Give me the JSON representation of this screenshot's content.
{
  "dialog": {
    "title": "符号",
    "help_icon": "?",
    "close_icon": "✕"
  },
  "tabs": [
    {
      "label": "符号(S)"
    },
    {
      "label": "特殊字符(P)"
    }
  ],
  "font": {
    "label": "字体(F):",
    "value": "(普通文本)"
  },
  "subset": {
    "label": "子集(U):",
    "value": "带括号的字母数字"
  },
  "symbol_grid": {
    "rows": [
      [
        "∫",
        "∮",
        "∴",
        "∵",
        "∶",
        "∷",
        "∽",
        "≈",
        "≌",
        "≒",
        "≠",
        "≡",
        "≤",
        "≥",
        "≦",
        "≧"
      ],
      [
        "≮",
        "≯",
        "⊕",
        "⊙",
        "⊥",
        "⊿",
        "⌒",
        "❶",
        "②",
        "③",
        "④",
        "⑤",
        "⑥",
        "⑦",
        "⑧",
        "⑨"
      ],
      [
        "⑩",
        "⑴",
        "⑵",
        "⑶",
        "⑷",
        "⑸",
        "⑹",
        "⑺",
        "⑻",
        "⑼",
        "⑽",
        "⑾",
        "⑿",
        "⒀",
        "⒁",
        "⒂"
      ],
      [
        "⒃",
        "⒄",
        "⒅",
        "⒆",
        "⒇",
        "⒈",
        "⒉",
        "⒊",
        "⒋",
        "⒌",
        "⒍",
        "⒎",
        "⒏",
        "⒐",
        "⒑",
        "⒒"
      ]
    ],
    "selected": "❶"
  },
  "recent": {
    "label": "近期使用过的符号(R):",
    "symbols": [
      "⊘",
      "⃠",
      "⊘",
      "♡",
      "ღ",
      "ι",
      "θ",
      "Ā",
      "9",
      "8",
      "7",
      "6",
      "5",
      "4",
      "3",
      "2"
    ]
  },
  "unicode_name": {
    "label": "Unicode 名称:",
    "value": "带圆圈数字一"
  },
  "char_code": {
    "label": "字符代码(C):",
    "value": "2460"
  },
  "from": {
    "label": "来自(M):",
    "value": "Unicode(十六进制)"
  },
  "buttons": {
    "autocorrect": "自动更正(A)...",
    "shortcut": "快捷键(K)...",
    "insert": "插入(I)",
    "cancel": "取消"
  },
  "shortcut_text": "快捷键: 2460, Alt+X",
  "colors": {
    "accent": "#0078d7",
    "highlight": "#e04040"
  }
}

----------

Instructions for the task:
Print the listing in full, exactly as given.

Exercise answer:
Give me the JSON representation of this screenshot's content.
{
  "dialog": {
    "title": "符号",
    "help_icon": "?",
    "close_icon": "✕"
  },
  "tabs": [
    {
      "label": "符号(S)"
    },
    {
      "label": "特殊字符(P)"
    }
  ],
  "font": {
    "label": "字体(F):",
    "value": "(普通文本)"
  },
  "subset": {
    "label": "子集(U):",
    "value": "带括号的字母数字"
  },
  "symbol_grid": {
    "rows": [
      [
        "∫",
        "∮",
        "∴",
        "∵",
        "∶",
        "∷",
        "∽",
        "≈",
        "≌",
        "≒",
        "≠",
        "≡",
        "≤",
        "≥",
        "≦",
        "≧"
      ],
      [
        "≮",
        "≯",
        "⊕",
        "⊙",
        "⊥",
        "⊿",
        "⌒",
        "❶",
        "②",
        "③",
        "④",
        "⑤",
        "⑥",
        "⑦",
        "⑧",
        "⑨"
      ],
      [
        "⑩",
        "⑴",
        "⑵",
        "⑶",
        "⑷",
        "⑸",
        "⑹",
        "⑺",
        "⑻",
        "⑼",
        "⑽",
        "⑾",
        "⑿",
        "⒀",
        "⒁",
        "⒂"
      ],
      [
        "⒃",
        "⒄",
        "⒅",
        "⒆",
        "⒇",
        "⒈",
        "⒉",
        "⒊",
        "⒋",
        "⒌",
        "⒍",
        "⒎",
        "⒏",
        "⒐",
        "⒑",
        "⒒"
      ]
    ],
    "selected": "❶"
  },
  "recent": {
    "label": "近期使用过的符号(R):",
    "symbols": [
      "⊘",
      "⃠",
      "⊘",
      "♡",
      "ღ",
      "ι",
      "θ",
      "Ā",
      "9",
      "8",
      "7",
      "6",
      "5",
      "4",
      "3",
      "2"
    ]
  },
  "unicode_name": {
    "label": "Unicode 名称:",
    "value": "带圆圈数字一"
  },
  "char_code": {
    "label": "字符代码(C):",
    "value": "2460"
  },
  "from": {
    "label": "来自(M):",
    "value": "Unicode(十六进制)"
  },
  "buttons": {
    "autocorrect": "自动更正(A)...",
    "shortcut": "快捷键(K)...",
    "insert": "插入(I)",
    "cancel": "取消"
  },
  "shortcut_text": "快捷键: 2460, Alt+X",
  "colors": {
    "accent": "#0078d7",
    "highlight": "#e04040"
  }
}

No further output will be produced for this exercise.